ExecutiveOtaku’s International House of Traps and Sukiyaki
This week’s episode had less events per se, but hit the mark on its singular main point as well as touching on some of Kuranosuke’s background and family life. The primary issue being how the girls in the Nunnery further their own isolation through a lack of social skills and even hostility towards anything that deviates from the norm of their constructed world. It was most displeasing to see all of them act so rudely and immaturely towards Kuranosuke, even after he made sure to dress as a girl and acted in quite a friendly and polite manner. While I was disappointed in the characters, I was happy that the story features this aspect of the truly far-gone nerd/otaku lifestyle. Similar to the way in which the Nunnery girls aren’t presented as the typically attractive ones from most anime (Nogizaka Haruka, Fujiyoshi from Sayonara Zetsubou Sensei, etc), their personalities match those of people who would hole themselves up in an apartment building together and be extremely apprehensive outside in regular society. I very much liked how this was more of a challenge to the isolationist mindset where difference-from is internalized so much that it becomes hostility-towards mainstream society and social interactions. Contrast this to this week’s episode of Ore no Imouto which played up a one-sided scenario of persecution by mainstream society of the otaku lifestyle. Ore no Imouto reinforced a (mostly false) narrative of irrational societal persecution of the otaku lifestyle ‘just because’ that the most far-gone in the community like to put forth. This ends up forming a false persecution complex that’s always annoying to see (and plenty of other groups do it too: fundamentalist Christians offline, furries and some libertarians or socialists online, for example.) Kuragehime on the other hand challenges this narrative, bringing a much more honest look at the extreme otaku lifestyle that illustrates the two-way nature of the issue. It’s not just that society might not accept the girls’ hobbies (though most would be fairly understanding if expressed with tact), but that the girls and their mindset are also to blame for furthering their own isolation.
No one wants to BE FRIENDLY apparently.
Kuranosuke had some light shed on his background this time, and despite Kuragehime’s many differences it does retain the trope of the shoujo male lead being from a rich and eminent family. His brother, if not also his father, are involved in politics and there’s some distance between them due to Kuranosuke’s crossdressing and likely other issues. I am interested in seeing more of the brother, since I imagine he’d bring an interesting angle to interactions with his younger brother and Tsukimi (and maybe at one point, with the rest of the girls.)

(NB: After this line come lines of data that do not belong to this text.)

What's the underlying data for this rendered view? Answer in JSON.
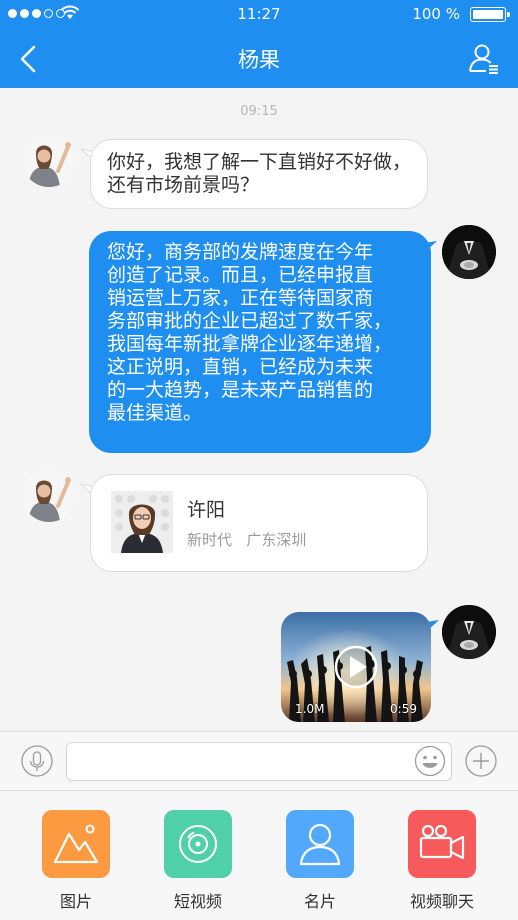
{
  "status_bar": {
    "time": "11:27",
    "battery": "100 %",
    "signal_dots_filled": 3,
    "signal_dots_total": 5
  },
  "nav": {
    "title": "杨果",
    "back_icon": "chevron-left-icon",
    "profile_icon": "contact-list-icon",
    "color": "#1e8ef1"
  },
  "chat": {
    "timestamp": "09:15",
    "messages": [
      {
        "side": "in",
        "text_lines": [
          "你好，我想了解一下直销好不好做，",
          "还有市场前景吗？"
        ]
      },
      {
        "side": "out",
        "text_lines": [
          "您好，商务部的发牌速度在今年",
          "创造了记录。而且，已经申报直",
          "销运营上万家，正在等待国家商",
          "务部审批的企业已超过了数千家，",
          "我国每年新批拿牌企业逐年递增，",
          "这正说明，直销，已经成为未来",
          "的一大趋势，是未来产品销售的",
          "最佳渠道。"
        ]
      },
      {
        "side": "in",
        "type": "card",
        "name": "许阳",
        "company": "新时代",
        "location": "广东深圳"
      },
      {
        "side": "out",
        "type": "video",
        "size": "1.0M",
        "duration": "0:59"
      }
    ]
  },
  "input": {
    "placeholder": "",
    "value": ""
  },
  "toolbar": {
    "items": [
      {
        "label": "图片",
        "icon": "image-icon",
        "color": "#fb9a41"
      },
      {
        "label": "短视频",
        "icon": "short-video-icon",
        "color": "#4fd0a7"
      },
      {
        "label": "名片",
        "icon": "contact-card-icon",
        "color": "#52a9fb"
      },
      {
        "label": "视频聊天",
        "icon": "video-camera-icon",
        "color": "#f65a5a"
      }
    ]
  }
}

One final note on fansubs. While it appeared that there would be two groups doing fansubs for this series, it looks like [gg] dropped out and Umee is just releasing a rip of the Crunchyroll subs. I am very disappoint. The Crunchyroll subs are decent translations, but I dislike how localized they can be at times, as well as a grating word choice in one instance. This being the choice of “hipster” for “osyare na hito”, which I think would be better translated as Umee did in episode 01 with “chic person” or “chic (feature/clothing/etc)” since it’s a general descriptor instead of a very specific term like “hipster.” Yeah, yeah, not everyone cares so much, but little bits of nuance do bug me when I can clearly hear another word or set of words being spoken. I really hope Umee goes back to doing their own subs. If I had wanted Crunchyroll subs, I’d go watch the lame streams. Nah, I’d just download the stream rips. But the point is, it’s lame to rip someone else’s subs, especially if you put your own group’s name on the file. At least the low quality Crunchyrip people are honest.